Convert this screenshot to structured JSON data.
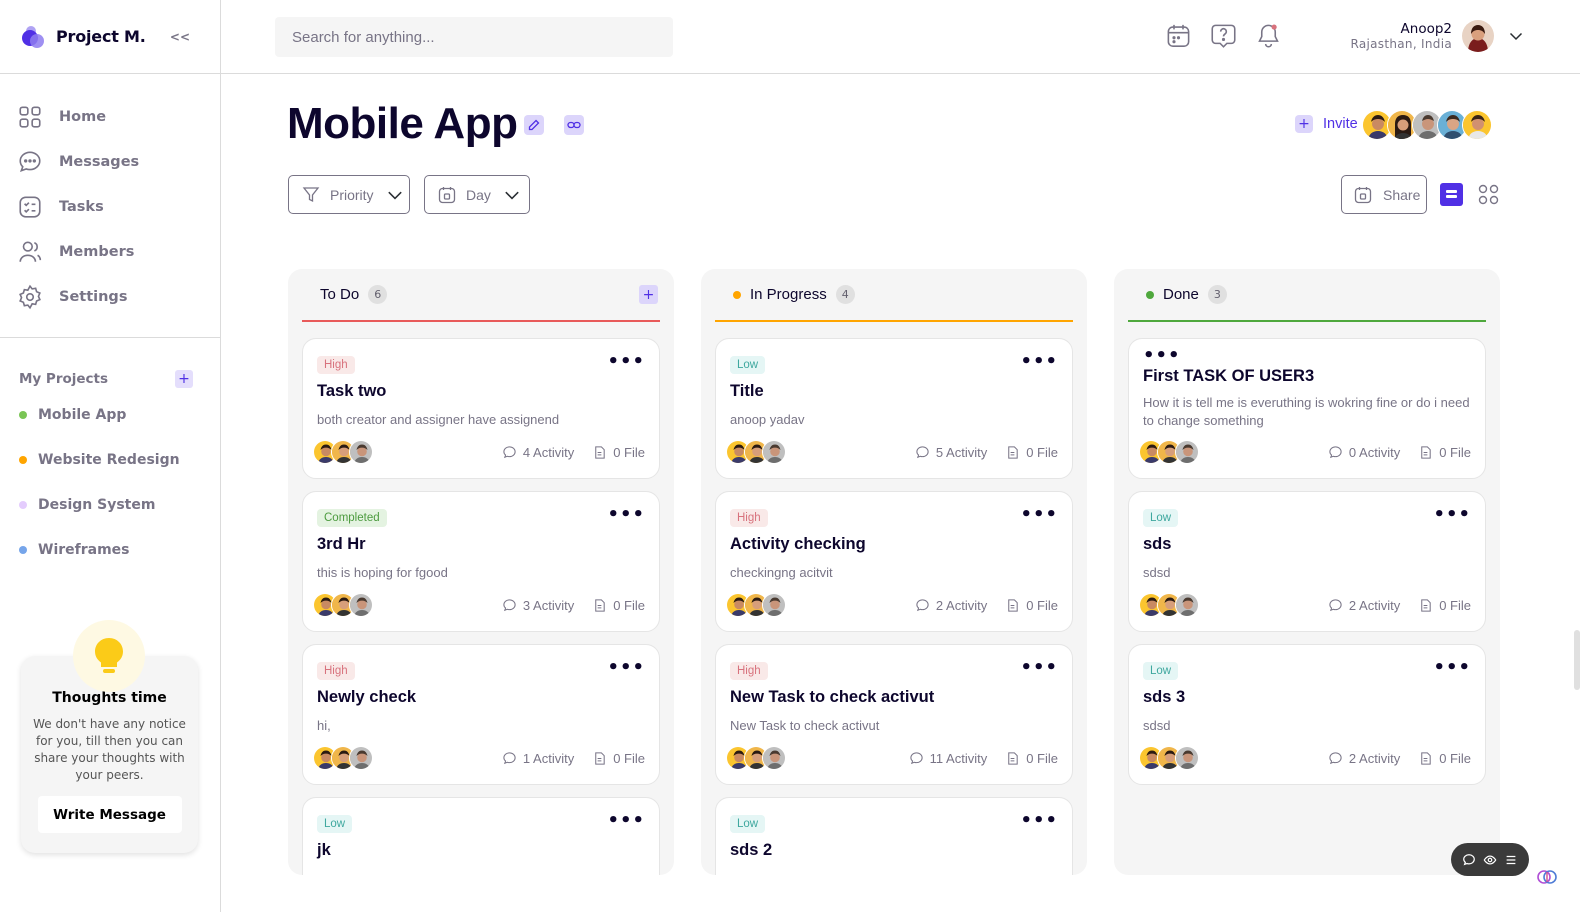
{
  "brand": {
    "name": "Project M.",
    "collapse": "<<"
  },
  "nav": [
    {
      "label": "Home",
      "icon": "home-icon"
    },
    {
      "label": "Messages",
      "icon": "messages-icon"
    },
    {
      "label": "Tasks",
      "icon": "tasks-icon"
    },
    {
      "label": "Members",
      "icon": "members-icon"
    },
    {
      "label": "Settings",
      "icon": "settings-icon"
    }
  ],
  "projects": {
    "title": "My Projects",
    "add": "+",
    "items": [
      {
        "label": "Mobile App",
        "color": "#7ac555"
      },
      {
        "label": "Website Redesign",
        "color": "#ffa500"
      },
      {
        "label": "Design System",
        "color": "#e4ccfd"
      },
      {
        "label": "Wireframes",
        "color": "#76a5ea"
      }
    ]
  },
  "thoughts": {
    "title": "Thoughts time",
    "text": "We don't have any notice for you, till then you can share your thoughts with your peers.",
    "button": "Write Message"
  },
  "search": {
    "placeholder": "Search for anything..."
  },
  "user": {
    "name": "Anoop2",
    "location": "Rajasthan, India"
  },
  "page": {
    "title": "Mobile App",
    "invite": "Invite",
    "invite_plus": "+",
    "filters": {
      "priority": "Priority",
      "day": "Day",
      "share": "Share"
    }
  },
  "colors": {
    "accent": "#5030e5",
    "todo": "#e85a5a",
    "progress": "#ffa500",
    "done": "#4fa83d"
  },
  "columns": [
    {
      "name": "To Do",
      "count": "6",
      "cards": [
        {
          "badge": "High",
          "badge_type": "high",
          "title": "Task two",
          "desc": "both creator and assigner have assignend",
          "activity": "4 Activity",
          "files": "0 File"
        },
        {
          "badge": "Completed",
          "badge_type": "done",
          "title": "3rd Hr",
          "desc": "this is hoping for fgood",
          "activity": "3 Activity",
          "files": "0 File"
        },
        {
          "badge": "High",
          "badge_type": "high",
          "title": "Newly check",
          "desc": "hi,",
          "activity": "1 Activity",
          "files": "0 File"
        },
        {
          "badge": "Low",
          "badge_type": "low",
          "title": "jk",
          "desc": "",
          "activity": "",
          "files": ""
        }
      ]
    },
    {
      "name": "In Progress",
      "count": "4",
      "cards": [
        {
          "badge": "Low",
          "badge_type": "low",
          "title": "Title",
          "desc": "anoop yadav",
          "activity": "5 Activity",
          "files": "0 File"
        },
        {
          "badge": "High",
          "badge_type": "high",
          "title": "Activity checking",
          "desc": "checkingng acitvit",
          "activity": "2 Activity",
          "files": "0 File"
        },
        {
          "badge": "High",
          "badge_type": "high",
          "title": "New Task to check activut",
          "desc": "New Task to check activut",
          "activity": "11 Activity",
          "files": "0 File"
        },
        {
          "badge": "Low",
          "badge_type": "low",
          "title": "sds 2",
          "desc": "",
          "activity": "",
          "files": ""
        }
      ]
    },
    {
      "name": "Done",
      "count": "3",
      "cards": [
        {
          "badge": "",
          "badge_type": "none",
          "title": "First TASK OF USER3",
          "desc": "How it is tell me is everuthing is wokring fine or do i need to change something",
          "activity": "0 Activity",
          "files": "0 File"
        },
        {
          "badge": "Low",
          "badge_type": "low",
          "title": "sds",
          "desc": "sdsd",
          "activity": "2 Activity",
          "files": "0 File"
        },
        {
          "badge": "Low",
          "badge_type": "low",
          "title": "sds 3",
          "desc": "sdsd",
          "activity": "2 Activity",
          "files": "0 File"
        }
      ]
    }
  ]
}
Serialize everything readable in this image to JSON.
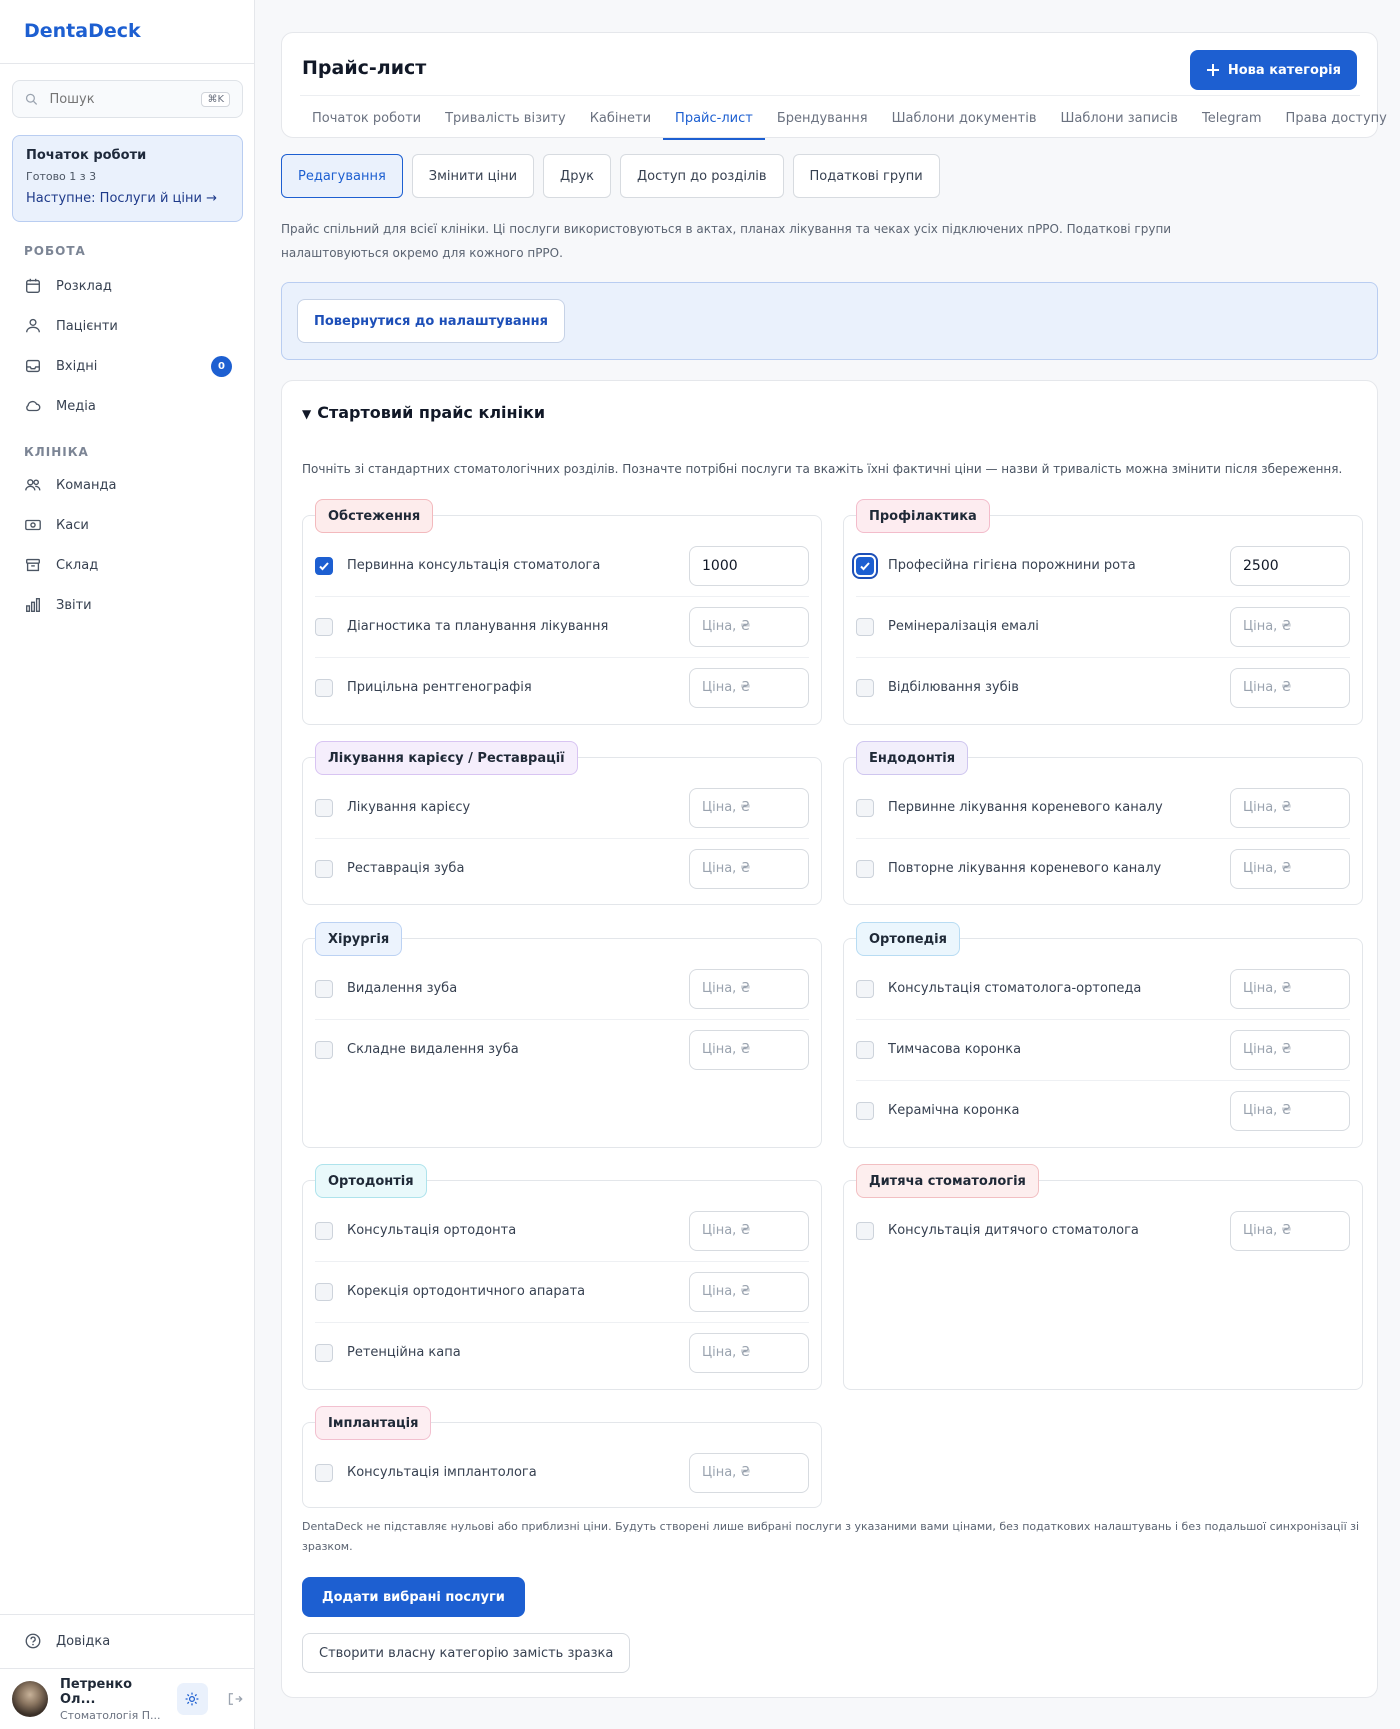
{
  "app": {
    "name": "DentaDeck"
  },
  "sidebar": {
    "search_placeholder": "Пошук",
    "search_shortcut": "⌘K",
    "onboarding": {
      "title": "Початок роботи",
      "progress": "Готово 1 з 3",
      "next": "Наступне: Послуги й ціни →"
    },
    "section_work": "РОБОТА",
    "work_items": [
      {
        "label": "Розклад",
        "icon": "calendar-icon"
      },
      {
        "label": "Пацієнти",
        "icon": "users-icon"
      },
      {
        "label": "Вхідні",
        "icon": "inbox-icon",
        "badge": "0"
      },
      {
        "label": "Медіа",
        "icon": "cloud-icon"
      }
    ],
    "section_clinic": "КЛІНІКА",
    "clinic_items": [
      {
        "label": "Команда",
        "icon": "team-icon"
      },
      {
        "label": "Каси",
        "icon": "cash-icon"
      },
      {
        "label": "Склад",
        "icon": "archive-icon"
      },
      {
        "label": "Звіти",
        "icon": "bar-chart-icon"
      }
    ],
    "help": "Довідка",
    "user": {
      "name": "Петренко Ол...",
      "role": "Стоматологія П..."
    }
  },
  "header": {
    "title": "Прайс-лист",
    "new_category": "Нова категорія",
    "tabs": [
      "Початок роботи",
      "Тривалість візиту",
      "Кабінети",
      "Прайс-лист",
      "Брендування",
      "Шаблони документів",
      "Шаблони записів",
      "Telegram",
      "Права доступу"
    ],
    "active_tab": "Прайс-лист"
  },
  "subtabs": [
    "Редагування",
    "Змінити ціни",
    "Друк",
    "Доступ до розділів",
    "Податкові групи"
  ],
  "active_subtab": "Редагування",
  "description": "Прайс спільний для всієї клініки. Ці послуги використовуються в актах, планах лікування та чеках усіх підключених пРРО. Податкові групи налаштовуються окремо для кожного пРРО.",
  "back_button": "Повернутися до налаштування",
  "starter": {
    "title": "Стартовий прайс клініки",
    "description": "Почніть зі стандартних стоматологічних розділів. Позначте потрібні послуги та вкажіть їхні фактичні ціни — назви й тривалість можна змінити після збереження.",
    "price_placeholder": "Ціна, ₴",
    "categories": [
      {
        "name": "Обстеження",
        "color": "#fdecec",
        "border": "#f3b9bd",
        "items": [
          {
            "name": "Первинна консультація стоматолога",
            "checked": true,
            "price": "1000"
          },
          {
            "name": "Діагностика та планування лікування",
            "checked": false,
            "price": ""
          },
          {
            "name": "Прицільна рентгенографія",
            "checked": false,
            "price": ""
          }
        ]
      },
      {
        "name": "Профілактика",
        "color": "#fdecf0",
        "border": "#f3bccb",
        "items": [
          {
            "name": "Професійна гігієна порожнини рота",
            "checked": true,
            "price": "2500"
          },
          {
            "name": "Ремінералізація емалі",
            "checked": false,
            "price": ""
          },
          {
            "name": "Відбілювання зубів",
            "checked": false,
            "price": ""
          }
        ]
      },
      {
        "name": "Лікування карієсу / Реставрації",
        "color": "#f5eefc",
        "border": "#d8c4f2",
        "items": [
          {
            "name": "Лікування карієсу",
            "checked": false,
            "price": ""
          },
          {
            "name": "Реставрація зуба",
            "checked": false,
            "price": ""
          }
        ]
      },
      {
        "name": "Ендодонтія",
        "color": "#f2effb",
        "border": "#cfc6ef",
        "items": [
          {
            "name": "Первинне лікування кореневого каналу",
            "checked": false,
            "price": ""
          },
          {
            "name": "Повторне лікування кореневого каналу",
            "checked": false,
            "price": ""
          }
        ]
      },
      {
        "name": "Хірургія",
        "color": "#ecf3fd",
        "border": "#bcd2f3",
        "items": [
          {
            "name": "Видалення зуба",
            "checked": false,
            "price": ""
          },
          {
            "name": "Складне видалення зуба",
            "checked": false,
            "price": ""
          }
        ]
      },
      {
        "name": "Ортопедія",
        "color": "#ebf6fd",
        "border": "#b8dcf3",
        "items": [
          {
            "name": "Консультація стоматолога-ортопеда",
            "checked": false,
            "price": ""
          },
          {
            "name": "Тимчасова коронка",
            "checked": false,
            "price": ""
          },
          {
            "name": "Керамічна коронка",
            "checked": false,
            "price": ""
          }
        ]
      },
      {
        "name": "Ортодонтія",
        "color": "#e9f9fb",
        "border": "#aee3ec",
        "items": [
          {
            "name": "Консультація ортодонта",
            "checked": false,
            "price": ""
          },
          {
            "name": "Корекція ортодонтичного апарата",
            "checked": false,
            "price": ""
          },
          {
            "name": "Ретенційна капа",
            "checked": false,
            "price": ""
          }
        ]
      },
      {
        "name": "Дитяча стоматологія",
        "color": "#fdeeee",
        "border": "#f2bfc2",
        "items": [
          {
            "name": "Консультація дитячого стоматолога",
            "checked": false,
            "price": ""
          }
        ]
      },
      {
        "name": "Імплантація",
        "color": "#fdeef2",
        "border": "#f2c0cf",
        "items": [
          {
            "name": "Консультація імплантолога",
            "checked": false,
            "price": ""
          }
        ]
      }
    ],
    "footnote": "DentaDeck не підставляє нульові або приблизні ціни. Будуть створені лише вибрані послуги з указаними вами цінами, без податкових налаштувань і без подальшої синхронізації зі зразком.",
    "add_button": "Додати вибрані послуги",
    "own_button": "Створити власну категорію замість зразка"
  }
}
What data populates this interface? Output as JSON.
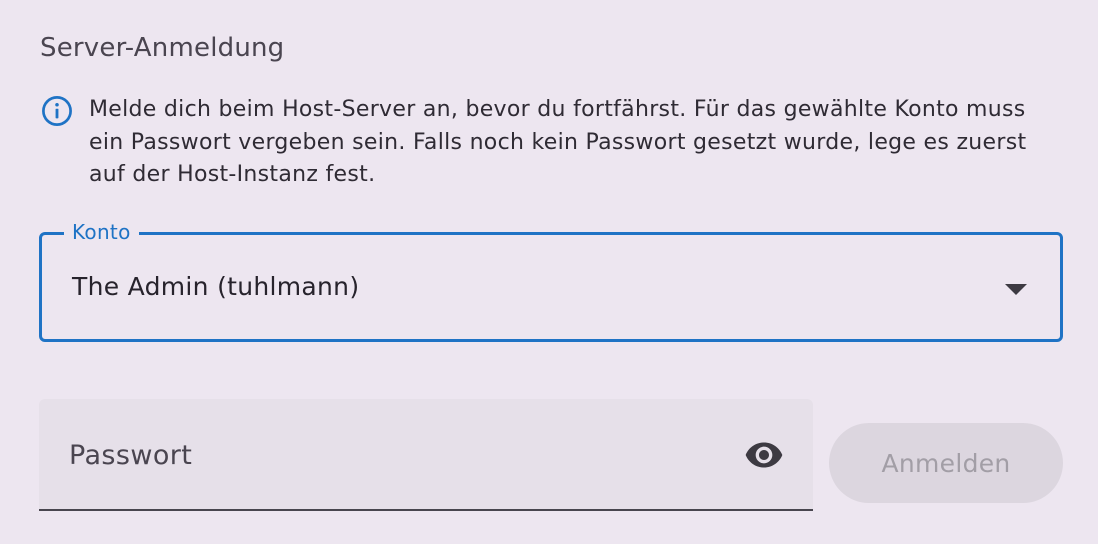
{
  "section": {
    "title": "Server-Anmeldung"
  },
  "info": {
    "icon": "info-icon",
    "text": "Melde dich beim Host-Server an, bevor du fortfährst. Für das gewählte Konto muss ein Passwort vergeben sein. Falls noch kein Passwort gesetzt wurde, lege es zuerst auf der Host-Instanz fest.",
    "icon_color": "#1f73c5"
  },
  "account_select": {
    "label": "Konto",
    "value": "The Admin (tuhlmann)",
    "icon": "dropdown-arrow-icon",
    "accent_color": "#1f73c5"
  },
  "password": {
    "placeholder": "Passwort",
    "value": "",
    "toggle_icon": "eye-icon"
  },
  "login_button": {
    "label": "Anmelden",
    "enabled": false
  },
  "colors": {
    "background": "#ede6f0",
    "field_fill": "#e6e0e9",
    "button_disabled_bg": "#dcd6df",
    "button_disabled_text": "#a29ea6"
  }
}
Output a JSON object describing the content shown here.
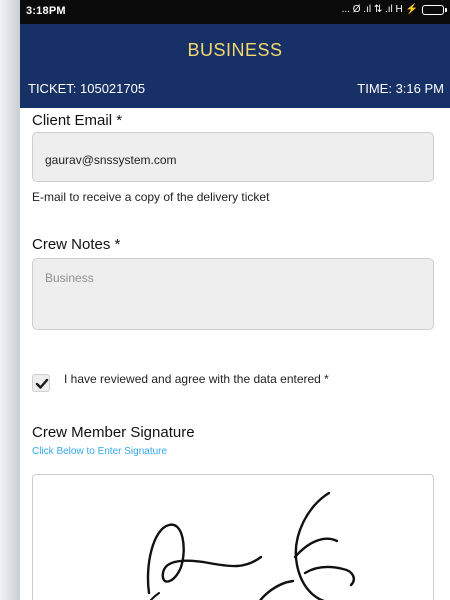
{
  "status_bar": {
    "time": "3:18PM",
    "indicators": "... Ø .ıl ⇅ .ıl H ⚡"
  },
  "header": {
    "title": "BUSINESS",
    "ticket_label": "TICKET: 105021705",
    "time_label": "TIME: 3:16 PM"
  },
  "form": {
    "client_email_label": "Client Email *",
    "client_email_value": "gaurav@snssystem.com",
    "client_email_hint": "E-mail to receive a copy of the delivery ticket",
    "crew_notes_label": "Crew Notes *",
    "crew_notes_placeholder": "Business",
    "agreement_text": "I have reviewed and agree with the data entered *",
    "agreement_checked": true,
    "signature_label": "Crew Member Signature",
    "signature_instruction": "Click Below to Enter Signature"
  },
  "colors": {
    "header_bg": "#173066",
    "title_text": "#f5d76e",
    "link_text": "#36a8e8",
    "field_bg": "#eeeeee"
  },
  "icons": {
    "checkmark": "checkmark-icon",
    "battery": "battery-icon"
  }
}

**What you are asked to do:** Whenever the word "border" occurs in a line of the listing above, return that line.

**Your solution:**
        "border": "#f3b9bd",
        "border": "#f3bccb",
        "border": "#d8c4f2",
        "border": "#cfc6ef",
        "border": "#bcd2f3",
        "border": "#b8dcf3",
        "border": "#aee3ec",
        "border": "#f2bfc2",
        "border": "#f2c0cf",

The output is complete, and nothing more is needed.